___ Data supplied ___

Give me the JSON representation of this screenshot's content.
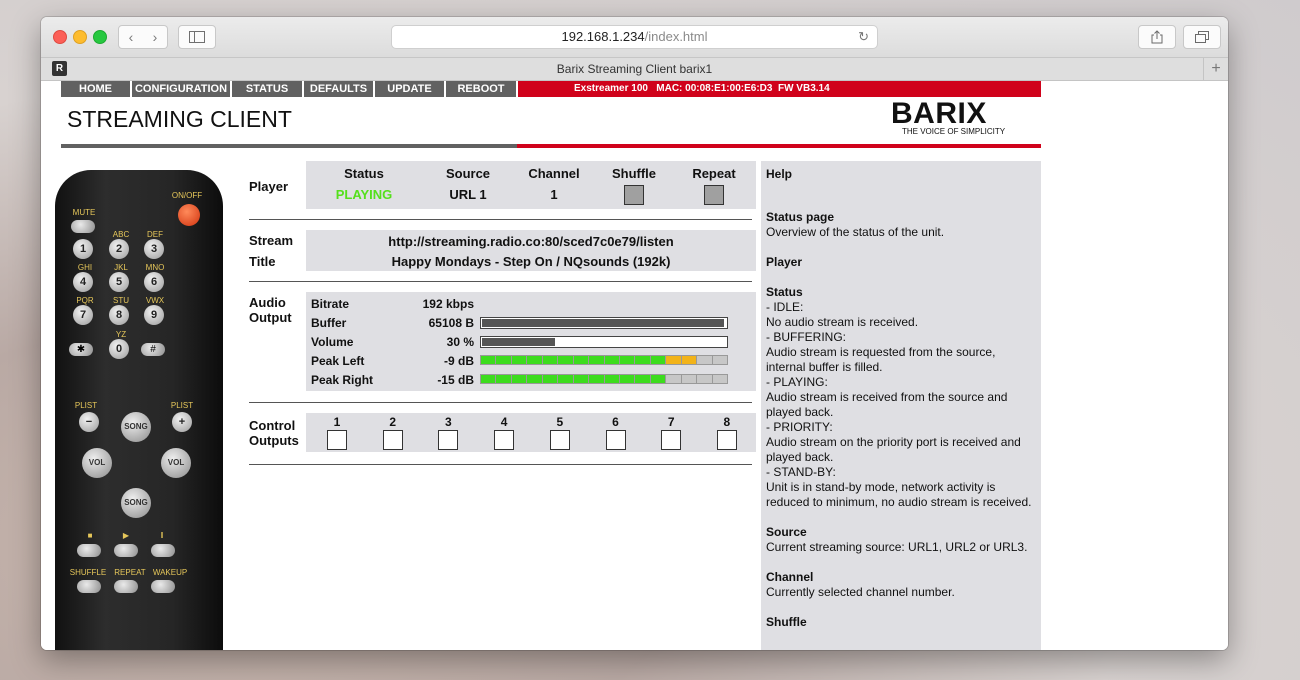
{
  "browser": {
    "url_host": "192.168.1.234",
    "url_path": "/index.html",
    "tab_title": "Barix Streaming Client barix1",
    "favicon_letter": "R"
  },
  "menu": {
    "items": [
      "HOME",
      "CONFIGURATION",
      "STATUS",
      "DEFAULTS",
      "UPDATE",
      "REBOOT"
    ],
    "device_info": "Exstreamer 100   MAC: 00:08:E1:00:E6:D3  FW VB3.14"
  },
  "page": {
    "title": "STREAMING CLIENT",
    "logo": "BARIX",
    "logo_tagline": "THE VOICE OF SIMPLICITY"
  },
  "remote": {
    "mute": "MUTE",
    "onoff": "ON/OFF",
    "keys": [
      "1",
      "2",
      "3",
      "4",
      "5",
      "6",
      "7",
      "8",
      "9",
      "✱",
      "0",
      "#"
    ],
    "letters": [
      "ABC",
      "DEF",
      "GHI",
      "JKL",
      "MNO",
      "PQR",
      "STU",
      "VWX",
      "YZ"
    ],
    "plist": "PLIST",
    "song": "SONG",
    "vol": "VOL",
    "shuffle": "SHUFFLE",
    "repeat": "REPEAT",
    "wakeup": "WAKEUP"
  },
  "player": {
    "label": "Player",
    "headers": [
      "Status",
      "Source",
      "Channel",
      "Shuffle",
      "Repeat"
    ],
    "status": "PLAYING",
    "status_color": "#55e01c",
    "source": "URL 1",
    "channel": "1"
  },
  "stream": {
    "label_stream": "Stream",
    "label_title": "Title",
    "url": "http://streaming.radio.co:80/sced7c0e79/listen",
    "title": "Happy Mondays - Step On / NQsounds (192k)"
  },
  "audio": {
    "label_line1": "Audio",
    "label_line2": "Output",
    "bitrate_label": "Bitrate",
    "bitrate": "192 kbps",
    "buffer_label": "Buffer",
    "buffer": "65108 B",
    "buffer_level": 0.99,
    "volume_label": "Volume",
    "volume": "30 %",
    "volume_level": 0.3,
    "peak_left_label": "Peak Left",
    "peak_left": "-9 dB",
    "peak_left_segments": {
      "green": 12,
      "yellow": 2,
      "total": 16
    },
    "peak_right_label": "Peak Right",
    "peak_right": "-15 dB",
    "peak_right_segments": {
      "green": 12,
      "yellow": 0,
      "total": 16
    }
  },
  "control": {
    "label_line1": "Control",
    "label_line2": "Outputs",
    "outputs": [
      "1",
      "2",
      "3",
      "4",
      "5",
      "6",
      "7",
      "8"
    ]
  },
  "help": {
    "title": "Help",
    "status_page_h": "Status page",
    "status_page_t": "Overview of the status of the unit.",
    "player_h": "Player",
    "status_h": "Status",
    "lines": [
      "- IDLE:",
      "No audio stream is received.",
      "- BUFFERING:",
      "Audio stream is requested from the source, internal buffer is filled.",
      "- PLAYING:",
      "Audio stream is received from the source and played back.",
      "- PRIORITY:",
      "Audio stream on the priority port is received and played back.",
      "- STAND-BY:",
      "Unit is in stand-by mode, network activity is reduced to minimum, no audio stream is received."
    ],
    "source_h": "Source",
    "source_t": "Current streaming source: URL1, URL2 or URL3.",
    "channel_h": "Channel",
    "channel_t": "Currently selected channel number.",
    "shuffle_h": "Shuffle"
  }
}
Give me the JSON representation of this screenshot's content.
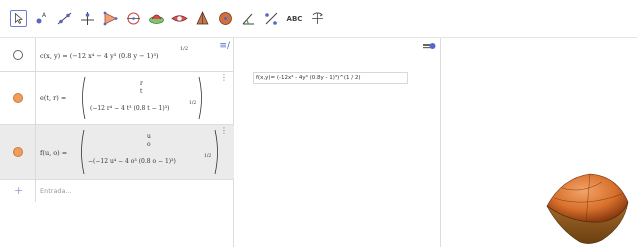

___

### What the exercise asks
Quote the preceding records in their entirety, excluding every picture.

### Written solution
Give me the JSON representation of this screenshot's content.
{
  "browser": {
    "url_host": "192.168.1.234",
    "url_path": "/index.html",
    "tab_title": "Barix Streaming Client barix1",
    "favicon_letter": "R"
  },
  "menu": {
    "items": [
      "HOME",
      "CONFIGURATION",
      "STATUS",
      "DEFAULTS",
      "UPDATE",
      "REBOOT"
    ],
    "device_info": "Exstreamer 100   MAC: 00:08:E1:00:E6:D3  FW VB3.14"
  },
  "page": {
    "title": "STREAMING CLIENT",
    "logo": "BARIX",
    "logo_tagline": "THE VOICE OF SIMPLICITY"
  },
  "remote": {
    "mute": "MUTE",
    "onoff": "ON/OFF",
    "keys": [
      "1",
      "2",
      "3",
      "4",
      "5",
      "6",
      "7",
      "8",
      "9",
      "✱",
      "0",
      "#"
    ],
    "letters": [
      "ABC",
      "DEF",
      "GHI",
      "JKL",
      "MNO",
      "PQR",
      "STU",
      "VWX",
      "YZ"
    ],
    "plist": "PLIST",
    "song": "SONG",
    "vol": "VOL",
    "shuffle": "SHUFFLE",
    "repeat": "REPEAT",
    "wakeup": "WAKEUP"
  },
  "player": {
    "label": "Player",
    "headers": [
      "Status",
      "Source",
      "Channel",
      "Shuffle",
      "Repeat"
    ],
    "status": "PLAYING",
    "status_color": "#55e01c",
    "source": "URL 1",
    "channel": "1"
  },
  "stream": {
    "label_stream": "Stream",
    "label_title": "Title",
    "url": "http://streaming.radio.co:80/sced7c0e79/listen",
    "title": "Happy Mondays - Step On / NQsounds (192k)"
  },
  "audio": {
    "label_line1": "Audio",
    "label_line2": "Output",
    "bitrate_label": "Bitrate",
    "bitrate": "192 kbps",
    "buffer_label": "Buffer",
    "buffer": "65108 B",
    "buffer_level": 0.99,
    "volume_label": "Volume",
    "volume": "30 %",
    "volume_level": 0.3,
    "peak_left_label": "Peak Left",
    "peak_left": "-9 dB",
    "peak_left_segments": {
      "green": 12,
      "yellow": 2,
      "total": 16
    },
    "peak_right_label": "Peak Right",
    "peak_right": "-15 dB",
    "peak_right_segments": {
      "green": 12,
      "yellow": 0,
      "total": 16
    }
  },
  "control": {
    "label_line1": "Control",
    "label_line2": "Outputs",
    "outputs": [
      "1",
      "2",
      "3",
      "4",
      "5",
      "6",
      "7",
      "8"
    ]
  },
  "help": {
    "title": "Help",
    "status_page_h": "Status page",
    "status_page_t": "Overview of the status of the unit.",
    "player_h": "Player",
    "status_h": "Status",
    "lines": [
      "- IDLE:",
      "No audio stream is received.",
      "- BUFFERING:",
      "Audio stream is requested from the source, internal buffer is filled.",
      "- PLAYING:",
      "Audio stream is received from the source and played back.",
      "- PRIORITY:",
      "Audio stream on the priority port is received and played back.",
      "- STAND-BY:",
      "Unit is in stand-by mode, network activity is reduced to minimum, no audio stream is received."
    ],
    "source_h": "Source",
    "source_t": "Current streaming source: URL1, URL2 or URL3.",
    "channel_h": "Channel",
    "channel_t": "Currently selected channel number.",
    "shuffle_h": "Shuffle"
  }
}
Give me the JSON representation of this screenshot's content.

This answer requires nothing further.